[Opening Records for the task section]

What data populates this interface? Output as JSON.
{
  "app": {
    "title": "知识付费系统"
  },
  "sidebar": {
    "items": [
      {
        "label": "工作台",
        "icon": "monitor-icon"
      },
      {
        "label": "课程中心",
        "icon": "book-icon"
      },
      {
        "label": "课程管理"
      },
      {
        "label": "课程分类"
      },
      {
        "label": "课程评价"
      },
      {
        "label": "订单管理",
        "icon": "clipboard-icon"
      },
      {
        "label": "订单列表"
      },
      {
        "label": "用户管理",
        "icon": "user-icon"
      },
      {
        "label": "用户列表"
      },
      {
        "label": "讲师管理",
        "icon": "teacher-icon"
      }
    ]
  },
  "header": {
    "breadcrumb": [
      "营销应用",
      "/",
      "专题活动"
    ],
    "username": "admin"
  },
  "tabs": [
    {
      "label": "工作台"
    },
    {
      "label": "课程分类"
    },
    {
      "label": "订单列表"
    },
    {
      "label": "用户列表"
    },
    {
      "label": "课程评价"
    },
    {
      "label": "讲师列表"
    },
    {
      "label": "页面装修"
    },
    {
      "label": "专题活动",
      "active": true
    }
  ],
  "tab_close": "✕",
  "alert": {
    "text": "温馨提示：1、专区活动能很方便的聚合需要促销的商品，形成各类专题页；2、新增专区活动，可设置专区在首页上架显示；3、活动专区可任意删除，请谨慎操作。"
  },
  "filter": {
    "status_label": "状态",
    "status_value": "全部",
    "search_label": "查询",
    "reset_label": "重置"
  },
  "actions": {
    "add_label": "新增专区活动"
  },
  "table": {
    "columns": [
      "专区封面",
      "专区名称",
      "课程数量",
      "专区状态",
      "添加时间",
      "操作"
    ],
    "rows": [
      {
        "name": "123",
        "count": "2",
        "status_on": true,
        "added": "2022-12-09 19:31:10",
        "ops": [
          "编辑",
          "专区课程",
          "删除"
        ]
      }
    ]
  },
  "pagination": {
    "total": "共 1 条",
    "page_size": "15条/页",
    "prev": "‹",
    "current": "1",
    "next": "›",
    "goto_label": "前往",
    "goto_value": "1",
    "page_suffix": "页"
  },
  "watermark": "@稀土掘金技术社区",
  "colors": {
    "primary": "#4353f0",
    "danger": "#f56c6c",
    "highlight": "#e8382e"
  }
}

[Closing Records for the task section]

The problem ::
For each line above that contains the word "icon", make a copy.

Answer box ::
        "icon": "monitor-icon"
        "icon": "book-icon"
        "icon": "clipboard-icon"
        "icon": "user-icon"
        "icon": "teacher-icon"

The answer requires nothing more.